A Storied Past: License! Global Celebrates 15 Years
Feb 01, 2013
By Nicole Davis
When the bottom dropped out of the U.S. economy at the end of 2007, evergreen brands, with their already established fan base, rose to the top. Activity shifted from creating new franchises to capitalizing on old ones.
Over the last five years, Warner Bros. ramped up activity for Looney Tunes; Sanrio's Hello Kitty celebrated its 35th anniversary; Iconix, which had previously focused on fashion brands, acquired the classic Peanuts franchise in 2010; LEGO diversified its offerings through crossover lines with other evergreens like Marvel and DC superheroes, The Lord of the Rings and Star Wars; Hasbro rebuilt its Transformers brand; DreamWorks acquired Classic Media and its slate of classics including Casper the Friendly Ghost and The Lone Ranger; and Nickelodeon's Dora the Explorer remained a constant on the kids' scene.
Licensors that didn't already have strong evergreens, and even those that did, looked to the past, causing a rash of retro revivals, from CBS's Star Trek to Nickelodeon's recent reboot of the Teenage Mutant Ninja Turtles.
Despite the ailing economy, in 2010, Haim Saban created the brand management company Saban Brands and re-launched Power Rangers. The company plans to re-introduce two more retro brands this year–Digimon and Popples.
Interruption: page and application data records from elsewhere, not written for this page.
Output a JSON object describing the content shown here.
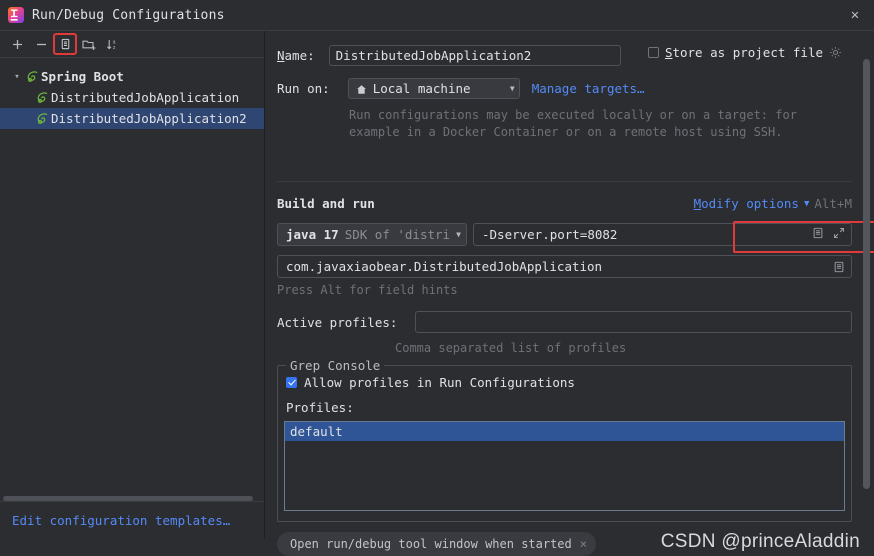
{
  "window": {
    "title": "Run/Debug Configurations",
    "app_icon": "intellij-idea-icon",
    "close_label": "✕"
  },
  "sidebar": {
    "toolbar": [
      {
        "name": "add-configuration-button",
        "icon": "plus-icon",
        "label": "+",
        "selected": false
      },
      {
        "name": "remove-configuration-button",
        "icon": "minus-icon",
        "label": "−",
        "selected": false
      },
      {
        "name": "copy-configuration-button",
        "icon": "copy-icon",
        "label": "",
        "selected": true
      },
      {
        "name": "new-folder-button",
        "icon": "folder-add-icon",
        "label": "",
        "selected": false
      },
      {
        "name": "sort-configurations-button",
        "icon": "sort-alphabetical-icon",
        "label": "",
        "selected": false
      }
    ],
    "tree": [
      {
        "label": "Spring Boot",
        "level": 0,
        "expanded": true,
        "selected": false,
        "icon": "spring-boot-icon"
      },
      {
        "label": "DistributedJobApplication",
        "level": 1,
        "expanded": false,
        "selected": false,
        "icon": "spring-boot-icon"
      },
      {
        "label": "DistributedJobApplication2",
        "level": 1,
        "expanded": false,
        "selected": true,
        "icon": "spring-boot-icon"
      }
    ],
    "footer_link": "Edit configuration templates…"
  },
  "form": {
    "name_label": "Name:",
    "name_label_mnemonic": "N",
    "name_value": "DistributedJobApplication2",
    "store_as_project_file": {
      "label": "Store as project file",
      "mnemonic": "S",
      "checked": false,
      "gear_icon": "gear-icon"
    },
    "run_on_label": "Run on:",
    "run_on_value": "Local machine",
    "run_on_icon": "home-icon",
    "manage_targets_link": "Manage targets…",
    "run_on_description_line1": "Run configurations may be executed locally or on a target: for",
    "run_on_description_line2": "example in a Docker Container or on a remote host using SSH.",
    "build_and_run_title": "Build and run",
    "modify_options_link": "Modify options",
    "modify_options_mnemonic": "M",
    "modify_options_shortcut": "Alt+M",
    "sdk_name": "java 17",
    "sdk_description": "SDK of 'distri",
    "vm_options_value": "-Dserver.port=8082",
    "vm_options_icons": [
      "list-icon",
      "expand-icon"
    ],
    "main_class_value": "com.javaxiaobear.DistributedJobApplication",
    "main_class_icon": "list-icon",
    "alt_hint": "Press Alt for field hints",
    "active_profiles_label": "Active profiles:",
    "active_profiles_value": "",
    "active_profiles_hint": "Comma separated list of profiles",
    "grep_console": {
      "title": "Grep Console",
      "allow_profiles_label": "Allow profiles in Run Configurations",
      "allow_profiles_checked": true,
      "profiles_label": "Profiles:",
      "profiles_list": [
        {
          "label": "default",
          "selected": true
        }
      ]
    },
    "chip_label": "Open run/debug tool window when started",
    "chip_close": "×"
  },
  "watermark": "CSDN @princeAladdin",
  "colors": {
    "background": "#2b2d30",
    "accent_blue": "#548af7",
    "checkbox_blue": "#3574f0",
    "selection_blue": "#2f4673",
    "list_selection_blue": "#2f5596",
    "highlight_red": "#e03a3a",
    "border": "#4e5157",
    "muted_text": "#6e7177"
  }
}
And then of course, there are the superheroes. While no one can quite explain the current craze, a large part of the success behind these brands lies in their longevity. These characters have been around for decades, and yet have the very superhero-esque ability to come back to life again and again, fresher and more appealing every time.
In 2011, Warner Bros.' reorganization of DC Entertainment led to an abundance of feature films, the most recent of which (2012's The Dark Knight Rises) brought in more than $1 billion in ticket sales alone. But in the arena of superhero franchises, Marvel's The Avengers takes the prize; the film broke box-office records and inspired hundreds of licensed products in 2012. Both DC and Marvel have also expanded their content to the small screen with superhero-themed TV shows like "Ultimate Spider-Man" on Disney XD and "Green Lantern: The Animated Series" on Cartoon Network.